TO DO » Every record below should be retyped exactly, and no picture should appear in the copy.

--- TASK DATA Enclosed Below ---

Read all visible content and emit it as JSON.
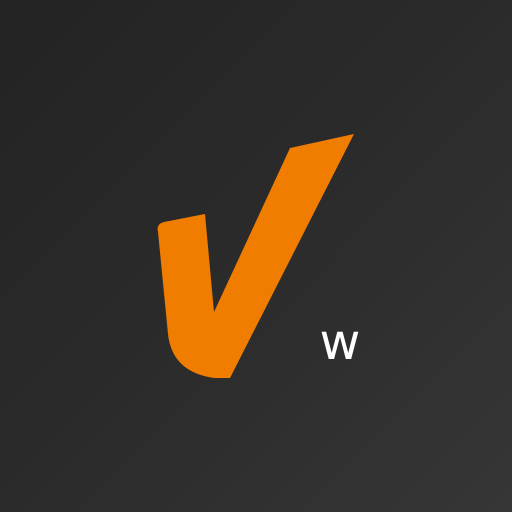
{
  "app": {
    "icon_name": "checkmark-logo-icon",
    "letter": "w"
  },
  "colors": {
    "background": "#2a2a2a",
    "accent": "#f07c00",
    "text": "#ffffff"
  }
}
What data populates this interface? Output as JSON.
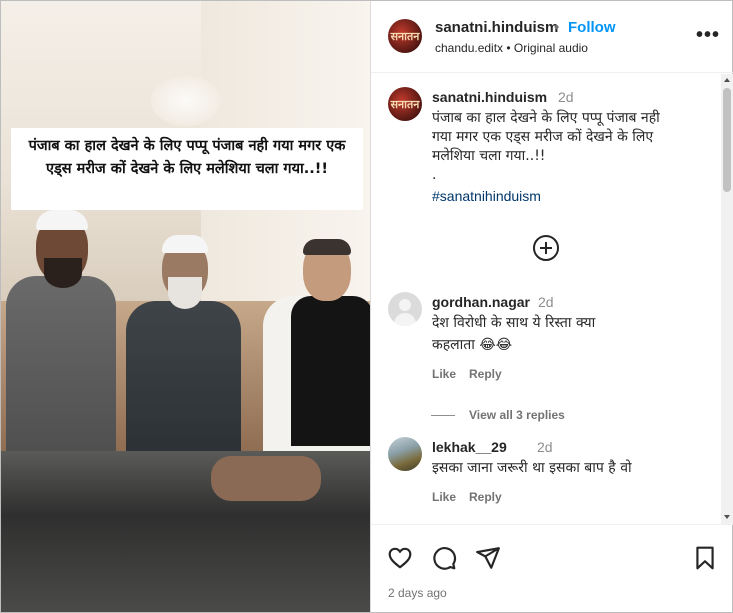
{
  "post": {
    "caption_overlay": "पंजाब का हाल देखने के लिए पप्पू पंजाब नही गया मगर एक एड्स मरीज कों देखने के लिए मलेशिया चला गया..!!"
  },
  "header": {
    "avatar_text": "सनातन",
    "username": "sanatni.hinduism",
    "separator": "•",
    "follow_label": "Follow",
    "subtitle": "chandu.editx • Original audio",
    "more_icon": "more-options-icon"
  },
  "caption": {
    "username": "sanatni.hinduism",
    "time": "2d",
    "line1": "पंजाब का हाल देखने के लिए पप्पू पंजाब नही",
    "line2": "गया मगर एक एड्स मरीज कों देखने के लिए",
    "line3": "मलेशिया चला गया..!!",
    "line4": ".",
    "hashtag": "#sanatnihinduism"
  },
  "comments": [
    {
      "username": "gordhan.nagar",
      "time": "2d",
      "line1": "देश विरोधी के साथ ये रिस्ता क्या",
      "line2": "कहलाता 😂😂",
      "like": "Like",
      "reply": "Reply",
      "view_replies": "View all 3 replies"
    },
    {
      "username": "lekhak__29",
      "time": "2d",
      "line1": "इसका जाना जरूरी था इसका बाप है वो",
      "like": "Like",
      "reply": "Reply"
    }
  ],
  "footer": {
    "time_ago": "2 days ago"
  },
  "colors": {
    "accent": "#0095f6",
    "hashtag": "#00376b",
    "muted": "#737373",
    "text": "#262626"
  }
}
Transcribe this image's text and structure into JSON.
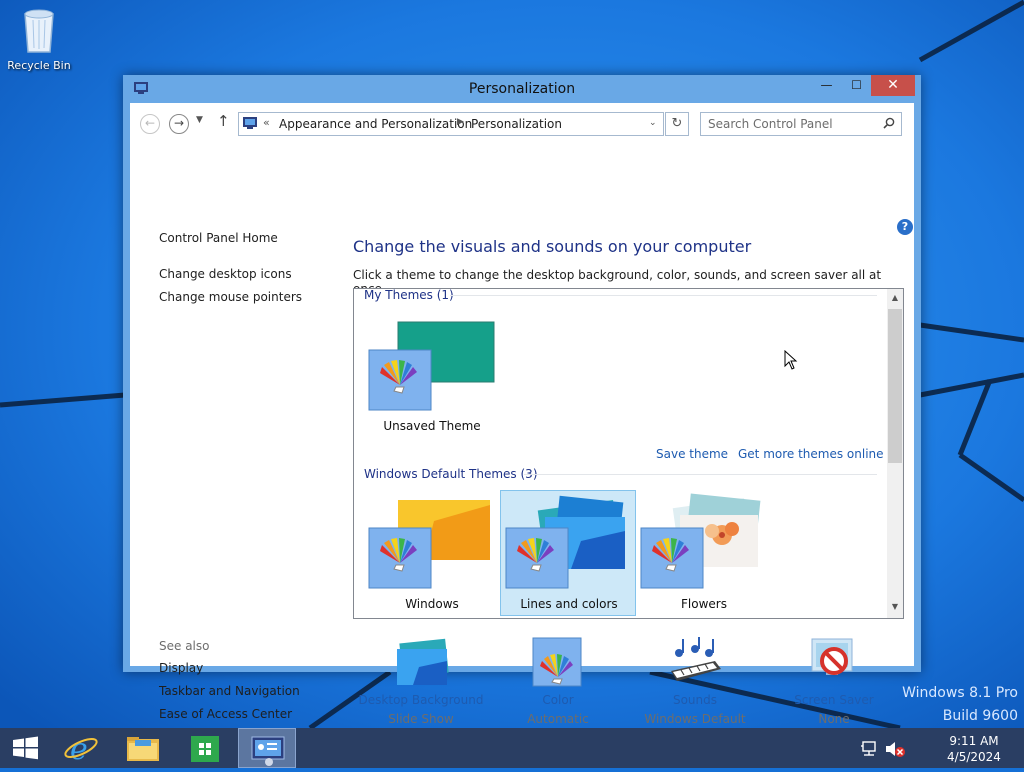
{
  "desktop": {
    "recycle_bin_label": "Recycle Bin",
    "watermark_line1": "Windows 8.1 Pro",
    "watermark_line2": "Build 9600"
  },
  "window": {
    "title": "Personalization",
    "min_glyph": "—",
    "max_glyph": "☐",
    "close_glyph": "✕"
  },
  "navigation": {
    "back_glyph": "←",
    "forward_glyph": "→",
    "dropdown_glyph": "▼",
    "up_glyph": "↑",
    "address_chevron": "«",
    "breadcrumb": [
      "Appearance and Personalization",
      "Personalization"
    ],
    "crumb_separator": "▶",
    "address_dropdown_glyph": "⌄",
    "refresh_glyph": "↻",
    "search_placeholder": "Search Control Panel"
  },
  "help_glyph": "?",
  "left_pane": {
    "links": [
      "Control Panel Home",
      "Change desktop icons",
      "Change mouse pointers"
    ],
    "see_also_label": "See also",
    "see_also_links": [
      "Display",
      "Taskbar and Navigation",
      "Ease of Access Center"
    ]
  },
  "main": {
    "heading": "Change the visuals and sounds on your computer",
    "description": "Click a theme to change the desktop background, color, sounds, and screen saver all at once.",
    "my_themes_header": "My Themes (1)",
    "unsaved_theme_label": "Unsaved Theme",
    "save_theme_link": "Save theme",
    "get_more_link": "Get more themes online",
    "default_themes_header": "Windows Default Themes (3)",
    "themes": [
      "Windows",
      "Lines and colors",
      "Flowers"
    ],
    "selected_theme": "Lines and colors"
  },
  "settings": [
    {
      "label": "Desktop Background",
      "value": "Slide Show",
      "icon": "desktop-background-icon"
    },
    {
      "label": "Color",
      "value": "Automatic",
      "icon": "color-icon"
    },
    {
      "label": "Sounds",
      "value": "Windows Default",
      "icon": "sounds-icon"
    },
    {
      "label": "Screen Saver",
      "value": "None",
      "icon": "screen-saver-icon"
    }
  ],
  "taskbar": {
    "time": "9:11 AM",
    "date": "4/5/2024"
  },
  "colors": {
    "desktop": "#1570d6",
    "window_frame": "#69a8e6",
    "link": "#1e5bb0",
    "heading": "#1e3287",
    "taskbar": "#2a3e63",
    "close_button": "#c7504a"
  }
}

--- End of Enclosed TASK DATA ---

FINISHED EXERCISE »
Read all visible content and emit it as JSON.
{
  "app": {
    "icon_name": "checkmark-logo-icon",
    "letter": "w"
  },
  "colors": {
    "background": "#2a2a2a",
    "accent": "#f07c00",
    "text": "#ffffff"
  }
}
What data populates this interface? Output as JSON.
{
  "post": {
    "caption_overlay": "पंजाब का हाल देखने के लिए पप्पू पंजाब नही गया मगर एक एड्स मरीज कों देखने के लिए मलेशिया चला गया..!!"
  },
  "header": {
    "avatar_text": "सनातन",
    "username": "sanatni.hinduism",
    "separator": "•",
    "follow_label": "Follow",
    "subtitle": "chandu.editx • Original audio",
    "more_icon": "more-options-icon"
  },
  "caption": {
    "username": "sanatni.hinduism",
    "time": "2d",
    "line1": "पंजाब का हाल देखने के लिए पप्पू पंजाब नही",
    "line2": "गया मगर एक एड्स मरीज कों देखने के लिए",
    "line3": "मलेशिया चला गया..!!",
    "line4": ".",
    "hashtag": "#sanatnihinduism"
  },
  "comments": [
    {
      "username": "gordhan.nagar",
      "time": "2d",
      "line1": "देश विरोधी के साथ ये रिस्ता क्या",
      "line2": "कहलाता 😂😂",
      "like": "Like",
      "reply": "Reply",
      "view_replies": "View all 3 replies"
    },
    {
      "username": "lekhak__29",
      "time": "2d",
      "line1": "इसका जाना जरूरी था इसका बाप है वो",
      "like": "Like",
      "reply": "Reply"
    }
  ],
  "footer": {
    "time_ago": "2 days ago"
  },
  "colors": {
    "accent": "#0095f6",
    "hashtag": "#00376b",
    "muted": "#737373",
    "text": "#262626"
  }
}
Transcribe this image's text and structure into JSON.
{
  "desktop": {
    "recycle_bin_label": "Recycle Bin",
    "watermark_line1": "Windows 8.1 Pro",
    "watermark_line2": "Build 9600"
  },
  "window": {
    "title": "Personalization",
    "min_glyph": "—",
    "max_glyph": "☐",
    "close_glyph": "✕"
  },
  "navigation": {
    "back_glyph": "←",
    "forward_glyph": "→",
    "dropdown_glyph": "▼",
    "up_glyph": "↑",
    "address_chevron": "«",
    "breadcrumb": [
      "Appearance and Personalization",
      "Personalization"
    ],
    "crumb_separator": "▶",
    "address_dropdown_glyph": "⌄",
    "refresh_glyph": "↻",
    "search_placeholder": "Search Control Panel"
  },
  "help_glyph": "?",
  "left_pane": {
    "links": [
      "Control Panel Home",
      "Change desktop icons",
      "Change mouse pointers"
    ],
    "see_also_label": "See also",
    "see_also_links": [
      "Display",
      "Taskbar and Navigation",
      "Ease of Access Center"
    ]
  },
  "main": {
    "heading": "Change the visuals and sounds on your computer",
    "description": "Click a theme to change the desktop background, color, sounds, and screen saver all at once.",
    "my_themes_header": "My Themes (1)",
    "unsaved_theme_label": "Unsaved Theme",
    "save_theme_link": "Save theme",
    "get_more_link": "Get more themes online",
    "default_themes_header": "Windows Default Themes (3)",
    "themes": [
      "Windows",
      "Lines and colors",
      "Flowers"
    ],
    "selected_theme": "Lines and colors"
  },
  "settings": [
    {
      "label": "Desktop Background",
      "value": "Slide Show",
      "icon": "desktop-background-icon"
    },
    {
      "label": "Color",
      "value": "Automatic",
      "icon": "color-icon"
    },
    {
      "label": "Sounds",
      "value": "Windows Default",
      "icon": "sounds-icon"
    },
    {
      "label": "Screen Saver",
      "value": "None",
      "icon": "screen-saver-icon"
    }
  ],
  "taskbar": {
    "time": "9:11 AM",
    "date": "4/5/2024"
  },
  "colors": {
    "desktop": "#1570d6",
    "window_frame": "#69a8e6",
    "link": "#1e5bb0",
    "heading": "#1e3287",
    "taskbar": "#2a3e63",
    "close_button": "#c7504a"
  }
}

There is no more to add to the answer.